There are lots of myths out there surrounding affiliate marketing, and these can frequently cause brands/businesses to pass on these kinds of programs. It’s important you understand some of these myths so you can make the correct decisions for the future growth of your business.
Whether you’re the brand manager at a Fortune 100 brand or the marketing director/everything else at a startup, setting up a solid affiliate program can open a revenue avenue without much of the hassle usually associated with setting up new marketing initiatives.
1. Affiliate systems are quick and easy to manage
An affiliate marketing program is a lot of work, and in most situations there’s a lot of competition so you’re not going to be bringing in money immediately. Business owners and entrepreneurs suppose that all you need do is setup a site and choose an affiliate to associate with and then just let it run its course. But according to Three Ladders Marketing, only 0.6% of affiliate marketers surveyed have been in the game since 2013. That means that affiliate marketing takes time and effort to build and make money.
The affiliate marketing business relies on fostering relationships. You foster these relationships by:
*Bringing the right partners into your program
*Seeking out better and more efficient partnerships
*Updating your content regularly to keep things new and fresh.
An affiliate program is only going to help bring traffic to your website or business; you are in charge of turning that traffic into conversions.
2. You need to work in a very popular and lucrative niche to make affiliate marketing work for your business.
A lot of companies do not even bother trying an affiliate marketing program because they think their market is too little. Some companies will try and break into bigger niches even if they don’t have any interest in the market niche.
It is true that popular niches do better with affiliate marketing, but that doesn’t mean you do not have a chance at success. Stay in line with the goals and mission statement of your company and find affiliates who understand the relevance of working in a market where you are comfortable.
3. Affiliate marketing is a strategy of yesterday

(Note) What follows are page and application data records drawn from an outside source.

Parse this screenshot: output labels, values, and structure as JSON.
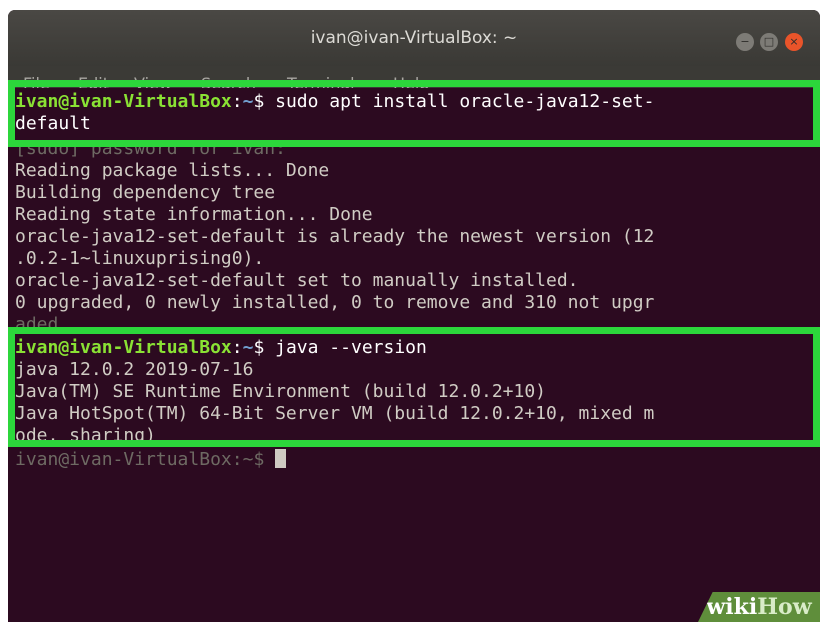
{
  "window": {
    "title": "ivan@ivan-VirtualBox: ~",
    "controls": [
      "minimize-icon",
      "maximize-icon",
      "close-icon"
    ]
  },
  "menu": [
    "File",
    "Edit",
    "View",
    "Search",
    "Terminal",
    "Help"
  ],
  "terminal": {
    "lines": [
      {
        "prompt": "ivan@ivan-VirtualBox",
        "sep": ":",
        "path": "~",
        "sym": "$",
        "cmd": " sudo apt install oracle-java12-set-"
      },
      {
        "text": "default"
      },
      {
        "text": "[sudo] password for ivan:"
      },
      {
        "text": "Reading package lists... Done"
      },
      {
        "text": "Building dependency tree"
      },
      {
        "text": "Reading state information... Done"
      },
      {
        "text": "oracle-java12-set-default is already the newest version (12"
      },
      {
        "text": ".0.2-1~linuxuprising0)."
      },
      {
        "text": "oracle-java12-set-default set to manually installed."
      },
      {
        "text": "0 upgraded, 0 newly installed, 0 to remove and 310 not upgr"
      },
      {
        "text": "aded."
      },
      {
        "prompt": "ivan@ivan-VirtualBox",
        "sep": ":",
        "path": "~",
        "sym": "$",
        "cmd": " java --version"
      },
      {
        "text": "java 12.0.2 2019-07-16"
      },
      {
        "text": "Java(TM) SE Runtime Environment (build 12.0.2+10)"
      },
      {
        "text": "Java HotSpot(TM) 64-Bit Server VM (build 12.0.2+10, mixed m"
      },
      {
        "text": "ode, sharing)"
      },
      {
        "prompt": "ivan@ivan-VirtualBox",
        "sep": ":",
        "path": "~",
        "sym": "$",
        "cmd": " "
      }
    ]
  },
  "colors": {
    "terminal_bg": "#2c0a20",
    "prompt": "#8ae234",
    "highlight_border": "#2cd63b",
    "close_button": "#e9542a"
  },
  "watermark": {
    "wiki": "wiki",
    "how": "How"
  }
}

Due to Google’s new algorithms for SEO, link building is becoming outdated which can discourage affiliate activity. Even if this is the case, there are many new ways to use SEO and build your brand.
You might come across a couple of link problems with Google if you are not managing your program, but for the most part the entire notion of affiliate marketing still makes sense to Google –it offers another relevant and related resource to consumers.
4. Success in affiliate marketing comes from getting your product on as many sites as possible
The best way to think about affiliate marketing is quality over quantity. There are a lot of small websites that will promote your product, but the key is finding a small number of partners that will deliver conversions. For example, an equity management services firm has over 20,000 affiliates in its system, but only about 25 affiliates generate 85 percent of revenue.
The real deliverables will be dependent on locating the right affiliates, big or small, which drive results. According to the same study done by Three Ladders Marketing, the most traffic for affiliates were driven by SEO, 79% and social media, 60%.
Although studies show that affiliate marketing isn’t easy, as you remember to foster relationships, focus on your niche, focus on a few key affiliates, and create a system that generates performance for both the advertiser and the affiliate you can drive profit and conversions for your small business.
There are caution flags, however when it comes to affiliate marketing. In a piece late last year, Affiliate Theft Could Be Costing You Millions, Forbes contributor Jabez LeBret wrote of unscrupulous affiliate marketers’ tactics which cost brands and businesses millions of dollars every year.
LeBret adds that affiliate theft”…could be preventing you (brands/businesses) from beating profit expectations while making it difficult for you to properly allocate your marketing budget to programs that are working.